I’d love to take my Boston Terrier as a therapy dog and your post has been just the thing to spur me into research mode. I hope you do a follow-up post if you and Koa decide to go ahead.
Jennifer A. Stewart DVM says
I can put you in touch with some therapy groups up here in North County for some ideas on the methods of going about joining a Therapy Dog group but regarding that extra day….I’ll have to consult my crystal ball my pretty. (followed by mad cackling).
Dr. V says
That would be super. And SO JEALOUS you have a crystal ball, the best I can do is my Magic 8 ball.
Finn and I do this through Pets On Wheels. You will have to pass the temperament and training tests for whatever organization you choose. It’s very rewarding, and means so much to the people you visit. Only takes a couple hours out of a day, depending on how far you have to drive.
Annette Frey says
This could be really great for Koa and might even help her with her issues. She may need a job. I believe this is something you both do together.
The Delta Society is the main one right? There was a local one in NYC I went to with Starr and it was a nightmare. 20 people who came all thought it was a one on one and the place was disgusting filthy. We left.
I’d say go with one that has a good reputation and check them out first.
Abby's Mom says
I used to visit a retirement home with my rabbit, through a group at our local animal shelter. Both Flopsey and the residents loved it. Often he was just a jumping off point to conversations with the residents about their lives and pets they had had when they were younger. We only went one day a month and I bet there are other programs that would have a similarly small time commitment.
I checked out the local Delta program but didn’t sign up-Like Ms. Frey, I thought it should be one on one training, not group. One of our dogs would have been a great therapy dog. She is calm, thrives on human attention and obeys commands-so long as she doesn’t see a squirrel. We often go for walks and she stops and visits with her many human admirers and gives them kisses. She seems to especially like senior citizens and five year old kids. She much prefers being around humans than dogs. Our other dog is exactly the opposite.
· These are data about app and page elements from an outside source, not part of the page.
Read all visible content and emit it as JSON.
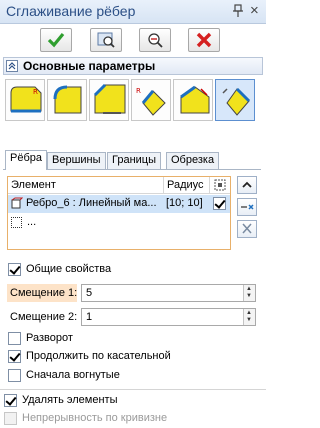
{
  "window": {
    "title": "Сглаживание рёбер"
  },
  "section": {
    "title": "Основные параметры"
  },
  "tabs": [
    "Рёбра",
    "Вершины",
    "Границы",
    "Обрезка"
  ],
  "list": {
    "col_element": "Элемент",
    "col_radius": "Радиус",
    "rows": [
      {
        "element": "Ребро_6 : Линейный ма...",
        "radius": "[10; 10]",
        "checked": true
      },
      {
        "element": "..."
      }
    ]
  },
  "options": {
    "general_props": {
      "label": "Общие свойства",
      "checked": true
    },
    "offset1": {
      "label": "Смещение 1:",
      "value": "5"
    },
    "offset2": {
      "label": "Смещение 2:",
      "value": "1"
    },
    "reversal": {
      "label": "Разворот",
      "checked": false
    },
    "tangent": {
      "label": "Продолжить по касательной",
      "checked": true
    },
    "concave_first": {
      "label": "Сначала вогнутые",
      "checked": false
    },
    "delete_elements": {
      "label": "Удалять элементы",
      "checked": true
    },
    "curvature_continuity": {
      "label": "Непрерывность по кривизне",
      "checked": false
    }
  },
  "colors": {
    "ok_green": "#2f9e2f",
    "cancel_red": "#d52020",
    "selection_blue": "#cfe3f8",
    "highlight_orange": "#fde3c8"
  }
}
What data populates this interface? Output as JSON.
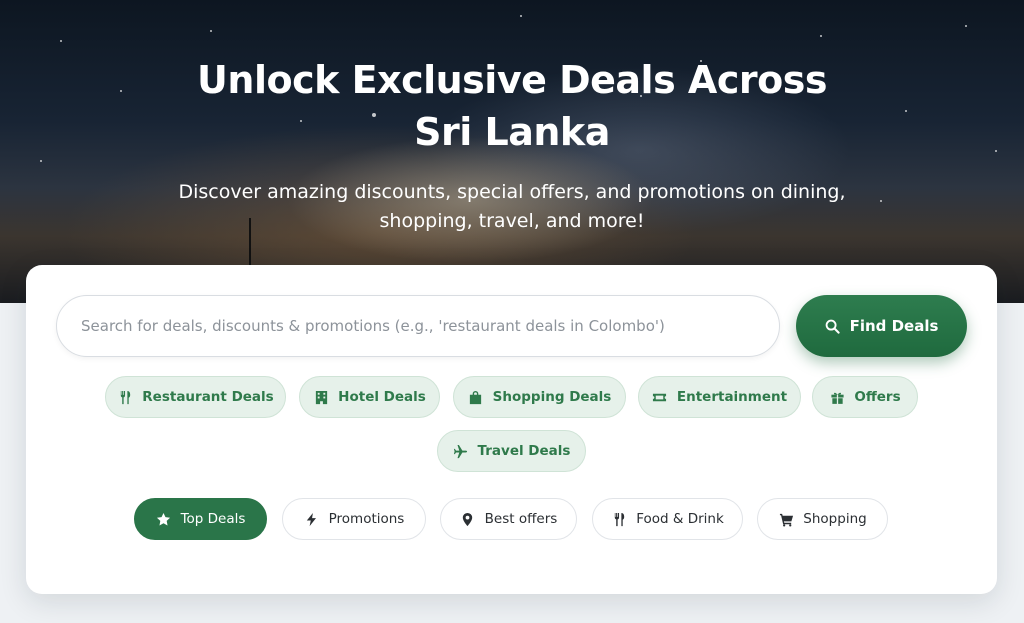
{
  "hero": {
    "title_line1": "Unlock Exclusive Deals Across",
    "title_line2": "Sri Lanka",
    "subtitle_line1": "Discover amazing discounts, special offers, and promotions on dining,",
    "subtitle_line2": "shopping, travel, and more!"
  },
  "search": {
    "placeholder": "Search for deals, discounts & promotions (e.g., 'restaurant deals in Colombo')",
    "button_label": "Find Deals"
  },
  "categories": [
    {
      "label": "Restaurant Deals",
      "icon": "utensils-icon"
    },
    {
      "label": "Hotel Deals",
      "icon": "hotel-icon"
    },
    {
      "label": "Shopping Deals",
      "icon": "shopping-bag-icon"
    },
    {
      "label": "Entertainment",
      "icon": "ticket-icon"
    },
    {
      "label": "Offers",
      "icon": "gift-icon"
    },
    {
      "label": "Travel Deals",
      "icon": "plane-icon"
    }
  ],
  "filters": [
    {
      "label": "Top Deals",
      "icon": "star-icon",
      "active": true
    },
    {
      "label": "Promotions",
      "icon": "bolt-icon",
      "active": false
    },
    {
      "label": "Best offers",
      "icon": "map-pin-icon",
      "active": false
    },
    {
      "label": "Food & Drink",
      "icon": "utensils-icon",
      "active": false
    },
    {
      "label": "Shopping",
      "icon": "cart-icon",
      "active": false
    }
  ],
  "colors": {
    "accent": "#2a7549",
    "chip_bg": "#e6f1ea",
    "chip_text": "#2f7a4b",
    "page_bg": "#eef1f4"
  }
}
If you decide to go through Delta they have a 16 hour training for the human followed about two weeks later with a team evaluation which is similar to the Canine Good Citizen. Once we passed our team eval we joined a local group and we (my black lab May)and I) read at the libraries with kids for an hour on Sunday. Other of our group members visit other facilities such as schools, nursing homes and mental healh facilities as well as having booths to inform the public about animal activities. In our group you can work as little or as much as you want, so maybe you won’t need a whole day of extra time, maybe just an hour. Good Luck to you and your Lovely Lab Koa.
Fort Worth Veterinarian says
Daisy's Barbara says
I used to take my dog to local care facilities. It was amazing to watch as people who wouldn’t get out of bed, or talk to others, would come “alive” when my dog approached. Delta Society has been doing this for a long time and would be a good resource in the US.
Our newest addition just passed her therapy test through TDI — http://www.tdi-dog.org/ — and she has her first visit to an autism camp on Tuesday! She was already visiting a retirement home monthly, where she would greet the residents gathered in the sitting room, going to each to say hello and accept lots of affection. 🙂 One element of our test was being able to stay with the tester for 3 minutes while I walked out of sight, and while she does have a little barking/separation anxiety at home, she did just fine.